- UV-Absorbance based ozone monitor with our patented (US Patent No. 8,395,776 B2) gas-phase scrubber technology to measure ozone virtually free of interferences
- Ideally suited for measurements of ozone in heavily polluted air where interference is likely from particulates, mercury, or VOCs
- Combines the stability of our proven dual beam ozone monitors with our selective scrubber technology to provide accurate ozone measurements in the most polluted air
- The enhanced optical path length of 30 cm provides a precision of better than 0.5 ppb for 10-second measurements
- Measurement frequency of every 2 seconds
- Designated by the EPA as a Federal Equivalent Method (FEM): EQOA–0514–215
Theory Behind the Model 211’s Gas-Phase Scrubber
Conventional ozone monitors remove ozone for the Io measurement by passing the sample air flow through a solid scrubber (e.g., hopcalite or a series of metal oxide screens). Mercury and certain aromatic compounds either adsorb or react at the solid-phase scrubber surface. This causes high ozone values by up to a few ppb on highly polluted days and can cause a region to be out of compliance with the EPA’s ozone standard.
The 2B Tech Model 211 Ozone Monitor removes interferences from all UV-absorbing compounds and mercury by using nitric oxide (NO) in a GPT (gas phase titration) reaction in place of a solid-phase scrubber according to the well known reaction: NO + O3 → NO2 + O2

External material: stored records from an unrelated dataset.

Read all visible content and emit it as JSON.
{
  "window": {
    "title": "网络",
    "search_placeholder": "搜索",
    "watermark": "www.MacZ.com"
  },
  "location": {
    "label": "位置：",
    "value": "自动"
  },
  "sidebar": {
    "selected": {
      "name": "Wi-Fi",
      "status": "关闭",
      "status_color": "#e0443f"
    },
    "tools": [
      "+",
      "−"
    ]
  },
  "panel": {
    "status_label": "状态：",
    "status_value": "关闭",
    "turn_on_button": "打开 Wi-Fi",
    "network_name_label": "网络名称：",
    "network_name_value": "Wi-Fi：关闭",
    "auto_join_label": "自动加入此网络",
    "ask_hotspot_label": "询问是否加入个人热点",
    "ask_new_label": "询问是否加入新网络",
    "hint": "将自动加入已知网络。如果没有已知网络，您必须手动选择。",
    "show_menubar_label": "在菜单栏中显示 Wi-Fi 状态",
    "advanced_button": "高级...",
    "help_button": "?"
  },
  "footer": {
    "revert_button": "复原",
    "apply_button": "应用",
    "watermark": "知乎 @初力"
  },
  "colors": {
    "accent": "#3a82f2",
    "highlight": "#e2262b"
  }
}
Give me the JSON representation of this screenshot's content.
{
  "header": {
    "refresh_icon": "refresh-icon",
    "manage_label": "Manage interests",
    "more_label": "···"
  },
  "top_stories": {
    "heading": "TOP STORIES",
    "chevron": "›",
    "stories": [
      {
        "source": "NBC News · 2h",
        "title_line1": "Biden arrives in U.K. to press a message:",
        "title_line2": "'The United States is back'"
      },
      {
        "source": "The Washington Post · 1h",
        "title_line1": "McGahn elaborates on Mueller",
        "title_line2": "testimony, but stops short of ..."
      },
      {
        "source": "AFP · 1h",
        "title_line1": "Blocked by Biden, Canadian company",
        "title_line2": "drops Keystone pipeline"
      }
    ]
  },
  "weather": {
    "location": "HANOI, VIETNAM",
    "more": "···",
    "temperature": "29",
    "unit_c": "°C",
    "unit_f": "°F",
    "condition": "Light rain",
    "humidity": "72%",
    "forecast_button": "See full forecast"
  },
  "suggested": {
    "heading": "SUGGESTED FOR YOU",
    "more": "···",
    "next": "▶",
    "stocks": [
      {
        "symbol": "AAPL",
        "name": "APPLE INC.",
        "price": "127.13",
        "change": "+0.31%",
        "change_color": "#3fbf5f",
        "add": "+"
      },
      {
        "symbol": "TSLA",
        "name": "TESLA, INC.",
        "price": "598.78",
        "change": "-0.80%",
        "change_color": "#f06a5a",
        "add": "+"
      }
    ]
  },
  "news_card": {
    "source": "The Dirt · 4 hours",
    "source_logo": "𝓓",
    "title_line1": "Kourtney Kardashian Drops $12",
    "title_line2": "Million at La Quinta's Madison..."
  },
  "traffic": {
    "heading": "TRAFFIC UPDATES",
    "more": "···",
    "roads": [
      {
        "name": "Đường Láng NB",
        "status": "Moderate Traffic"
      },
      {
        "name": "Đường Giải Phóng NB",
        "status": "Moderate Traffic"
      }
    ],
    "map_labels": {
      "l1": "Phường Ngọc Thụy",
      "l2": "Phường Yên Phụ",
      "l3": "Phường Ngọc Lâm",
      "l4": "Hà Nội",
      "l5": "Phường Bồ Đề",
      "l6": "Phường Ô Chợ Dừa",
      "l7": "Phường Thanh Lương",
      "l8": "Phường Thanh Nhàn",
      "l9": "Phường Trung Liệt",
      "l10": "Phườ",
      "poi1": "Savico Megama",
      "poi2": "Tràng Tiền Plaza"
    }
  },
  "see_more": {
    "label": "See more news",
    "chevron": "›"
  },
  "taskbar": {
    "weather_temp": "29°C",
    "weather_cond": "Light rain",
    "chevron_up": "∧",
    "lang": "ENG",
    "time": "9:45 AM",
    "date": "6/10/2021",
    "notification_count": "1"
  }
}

The animation above illustrates the principle of a gas-phase NO scrubber for a single-beam instrument. A small amount (~5 ppm) of nitric oxide (NO; blue) is pulsed into the air flow every 2 seconds to destroy the ozone and produce nitrogen dioxide (NO2;green) which doesn’t absorb the UV light.
When ozone (red) is present, the signal at the photodiode is reduced. When ozone is destroyed by the NO, the signal increases. The difference in measured light intensities is proportional to the ozone concentration. Because the potentially interfering species (benzene, toluene, xylenes, aldehydes, mercury, etc.; colored yellow) are always present and not modulated by NO, they do not contribute to the signal difference and thus do not interfere with the ozone measurement.
Nitric oxide can be added directly from a compressed gas cylinder or by photolysis of nitrous oxide (N2O) provided from a liquid N2O cartridge. The use of N2O as a source gas eliminates the need for maintaining cylinders of toxic NO gas. Nitrous oxide is a relatively nontoxic gas sold as a consumer product as “Whippit” cartridges for making whipped cream.